= Beginning of Section =

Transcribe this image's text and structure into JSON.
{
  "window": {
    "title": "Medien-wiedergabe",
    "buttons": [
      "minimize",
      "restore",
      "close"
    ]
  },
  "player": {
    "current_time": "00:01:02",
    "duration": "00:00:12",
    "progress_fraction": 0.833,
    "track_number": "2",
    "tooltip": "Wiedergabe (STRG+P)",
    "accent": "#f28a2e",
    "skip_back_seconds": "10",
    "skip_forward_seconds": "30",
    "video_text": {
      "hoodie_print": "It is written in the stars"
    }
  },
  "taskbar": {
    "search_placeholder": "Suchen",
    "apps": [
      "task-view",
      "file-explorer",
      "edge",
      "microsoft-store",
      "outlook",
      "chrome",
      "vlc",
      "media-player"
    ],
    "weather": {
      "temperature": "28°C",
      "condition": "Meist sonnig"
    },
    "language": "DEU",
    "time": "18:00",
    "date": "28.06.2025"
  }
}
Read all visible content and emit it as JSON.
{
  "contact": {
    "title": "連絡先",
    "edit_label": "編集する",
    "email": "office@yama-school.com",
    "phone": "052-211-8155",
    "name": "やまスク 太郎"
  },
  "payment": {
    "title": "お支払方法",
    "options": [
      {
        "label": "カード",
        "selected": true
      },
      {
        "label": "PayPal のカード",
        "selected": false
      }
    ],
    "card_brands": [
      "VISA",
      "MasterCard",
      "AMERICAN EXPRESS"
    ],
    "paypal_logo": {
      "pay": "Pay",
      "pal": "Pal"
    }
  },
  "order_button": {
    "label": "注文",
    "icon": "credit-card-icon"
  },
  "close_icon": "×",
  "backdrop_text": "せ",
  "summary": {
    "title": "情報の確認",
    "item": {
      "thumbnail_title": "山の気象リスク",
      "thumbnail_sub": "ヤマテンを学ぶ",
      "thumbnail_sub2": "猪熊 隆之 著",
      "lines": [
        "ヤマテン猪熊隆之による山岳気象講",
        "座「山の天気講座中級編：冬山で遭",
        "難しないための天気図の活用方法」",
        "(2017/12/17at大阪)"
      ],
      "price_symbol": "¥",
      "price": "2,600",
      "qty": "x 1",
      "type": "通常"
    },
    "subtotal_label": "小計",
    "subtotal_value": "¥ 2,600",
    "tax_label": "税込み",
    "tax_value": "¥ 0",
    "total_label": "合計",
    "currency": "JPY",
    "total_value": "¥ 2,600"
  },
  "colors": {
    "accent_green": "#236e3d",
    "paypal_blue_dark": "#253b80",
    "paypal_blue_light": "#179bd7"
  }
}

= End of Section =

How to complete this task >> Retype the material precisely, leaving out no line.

Response >>
Transcribe this image's text and structure into JSON.
{
  "window": {
    "title": "Medien-wiedergabe",
    "buttons": [
      "minimize",
      "restore",
      "close"
    ]
  },
  "player": {
    "current_time": "00:01:02",
    "duration": "00:00:12",
    "progress_fraction": 0.833,
    "track_number": "2",
    "tooltip": "Wiedergabe (STRG+P)",
    "accent": "#f28a2e",
    "skip_back_seconds": "10",
    "skip_forward_seconds": "30",
    "video_text": {
      "hoodie_print": "It is written in the stars"
    }
  },
  "taskbar": {
    "search_placeholder": "Suchen",
    "apps": [
      "task-view",
      "file-explorer",
      "edge",
      "microsoft-store",
      "outlook",
      "chrome",
      "vlc",
      "media-player"
    ],
    "weather": {
      "temperature": "28°C",
      "condition": "Meist sonnig"
    },
    "language": "DEU",
    "time": "18:00",
    "date": "28.06.2025"
  }
}
Read all visible content and emit it as JSON.
{
  "contact": {
    "title": "連絡先",
    "edit_label": "編集する",
    "email": "office@yama-school.com",
    "phone": "052-211-8155",
    "name": "やまスク 太郎"
  },
  "payment": {
    "title": "お支払方法",
    "options": [
      {
        "label": "カード",
        "selected": true
      },
      {
        "label": "PayPal のカード",
        "selected": false
      }
    ],
    "card_brands": [
      "VISA",
      "MasterCard",
      "AMERICAN EXPRESS"
    ],
    "paypal_logo": {
      "pay": "Pay",
      "pal": "Pal"
    }
  },
  "order_button": {
    "label": "注文",
    "icon": "credit-card-icon"
  },
  "close_icon": "×",
  "backdrop_text": "せ",
  "summary": {
    "title": "情報の確認",
    "item": {
      "thumbnail_title": "山の気象リスク",
      "thumbnail_sub": "ヤマテンを学ぶ",
      "thumbnail_sub2": "猪熊 隆之 著",
      "lines": [
        "ヤマテン猪熊隆之による山岳気象講",
        "座「山の天気講座中級編：冬山で遭",
        "難しないための天気図の活用方法」",
        "(2017/12/17at大阪)"
      ],
      "price_symbol": "¥",
      "price": "2,600",
      "qty": "x 1",
      "type": "通常"
    },
    "subtotal_label": "小計",
    "subtotal_value": "¥ 2,600",
    "tax_label": "税込み",
    "tax_value": "¥ 0",
    "total_label": "合計",
    "currency": "JPY",
    "total_value": "¥ 2,600"
  },
  "colors": {
    "accent_green": "#236e3d",
    "paypal_blue_dark": "#253b80",
    "paypal_blue_light": "#179bd7"
  }
}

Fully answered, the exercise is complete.